Are You Prepared to Succeed?

In any endeavor preparation is a key to success. That’s not exactly a profound statement because everybody knows that. But knowing that isn’t the challenge. Doing it is.

 

Preparation is the difference between being proactive and reactive. It is the difference between a stress inducing task and an anxiety free accomplishment. Preparation saves time and energy. Preparing for your day allows you to anticipate potential problems and have at least a limited plan for dealing with them. 

 

Preparation is possibly the greatest confidence booster ever. When you invest some time in preparing, for a meeting, an interview, a sales call or a difficult conversation you speak more authoritatively. It appears as if you actually know what you’re doing and what you’re talking about. Imagine that. 

 

Most people who don’t prepare claim that they don’t have the time. Well if time is a concern for you then that’s the very reason you should be investing a bit of it in preparation. An hour of preparation will often shave two off the project or task.

 

Here’s one idea for you, it’s something I do every morning. 

 

If you were to look at my calendar you would see the same appointment every day, every single day. It’s from 5:00am to 5:30am. The appointment says “Planning and Solitude.” Every day!

 

It’s often the most important 30 minutes of my day. I invest those 30 minutes preparing to have a successful day. There are no interruptions and no distractions. It makes no difference what part of the world I’m in or what else may be happening. I and I alone control those 30 minutes. If that seems selfish then you should know that it is those 30 minutes that help me help others. 

 

Those 30 minutes chart my course for the day. Yes, unanticipated events may throw me off course temporarily but after I’ve dealt with those I have a course to get back on. Without preparation I wouldn’t. 


If all it takes is one disruption to send your day out of control then I highly recommend you steal 30 minutes for yourself early in the day. Use them to prepare yourself for success.

Excuses Steal Your Potential

I can’t think of even a single benefit of excuse making. People who make excuses make very little of anything else. Excuses, as much as anything, limit a person’s opportunity to reach their full potential.

 

Excuses are rationalizations we make to ourselves about people, events, and circumstances. They are invented reasons we create to defend our behavior, to postpone taking action or simply as a means of avoiding responsibility.

 

Excuses are a temporarily effective method of placing the blame for an internal problem on an external condition. I say temporarily because sooner or later the excuse maker realizes whatever excuse they made was really a lie they told themselves….and likely lots of other people. 

 

Fear is the biggest driver of habitual excuse making. Fear of failure, fear of change, fear of responsibility, fear of making mistakes, fear of looking foolish, and for some people, fear of success. 

 

Excuse making leads directly to a lack of growth. It leads to living in a very small comfort zone and it is a leading cause of a negative attitude in the excuse maker. People who hesitate to make decisions seldom delay in making an excuse. 

 

Nothing good comes from making excuses. 

 

If you want to stop making excuses then focus on what can go right rather than what may go wrong. Don’t compare your current situation with a past situation that had a negative outcome. 

 

Don’t focus on problems. Focus on solutions and opportunities to learn and improve. 

 

If you want to put a stop to your excuse making then surround yourself with as many positive people as possible. Share with them your goal of making fewer excuses and ask them for help. Ask them to remind you of your goal whenever they hear what sounds like an excuse coming from you. 

 

Finally, make the decision to control your attitude. Every day you have the opportunity to choose either a positive attitude or a negative one. It’s likely your most important choice of the day. 

 

Successful people don’t make excuses. They take responsibility for their decisions and actions and they learn from their mistakes. 

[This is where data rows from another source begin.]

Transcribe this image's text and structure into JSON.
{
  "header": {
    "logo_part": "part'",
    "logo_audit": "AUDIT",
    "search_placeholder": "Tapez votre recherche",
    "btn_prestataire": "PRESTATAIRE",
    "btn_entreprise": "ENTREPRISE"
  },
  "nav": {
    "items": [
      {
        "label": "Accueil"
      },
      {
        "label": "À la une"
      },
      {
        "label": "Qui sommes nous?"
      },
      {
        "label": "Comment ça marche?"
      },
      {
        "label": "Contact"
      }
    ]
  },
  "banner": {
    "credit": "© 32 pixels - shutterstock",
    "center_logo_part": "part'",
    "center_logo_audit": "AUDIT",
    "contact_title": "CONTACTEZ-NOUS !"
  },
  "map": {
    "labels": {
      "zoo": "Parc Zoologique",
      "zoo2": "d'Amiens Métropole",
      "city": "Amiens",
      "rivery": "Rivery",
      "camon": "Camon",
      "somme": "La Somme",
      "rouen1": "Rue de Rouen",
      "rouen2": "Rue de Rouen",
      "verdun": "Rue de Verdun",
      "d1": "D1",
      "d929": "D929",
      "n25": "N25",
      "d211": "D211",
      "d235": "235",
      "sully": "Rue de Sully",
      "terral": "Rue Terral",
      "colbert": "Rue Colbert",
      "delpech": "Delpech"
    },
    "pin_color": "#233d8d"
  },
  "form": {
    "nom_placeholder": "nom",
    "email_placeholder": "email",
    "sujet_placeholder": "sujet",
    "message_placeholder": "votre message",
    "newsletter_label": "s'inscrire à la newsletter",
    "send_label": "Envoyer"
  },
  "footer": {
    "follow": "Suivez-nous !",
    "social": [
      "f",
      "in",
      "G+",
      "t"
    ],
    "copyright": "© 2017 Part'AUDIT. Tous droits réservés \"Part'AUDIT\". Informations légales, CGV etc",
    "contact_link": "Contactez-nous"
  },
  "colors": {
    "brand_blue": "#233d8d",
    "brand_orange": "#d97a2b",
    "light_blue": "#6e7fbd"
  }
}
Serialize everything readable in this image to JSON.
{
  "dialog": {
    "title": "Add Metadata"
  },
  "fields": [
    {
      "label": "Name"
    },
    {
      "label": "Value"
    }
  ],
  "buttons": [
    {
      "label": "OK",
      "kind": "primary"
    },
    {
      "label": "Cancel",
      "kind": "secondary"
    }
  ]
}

Always remember, if you’re making excuses you almost certainly are not making much of anything else.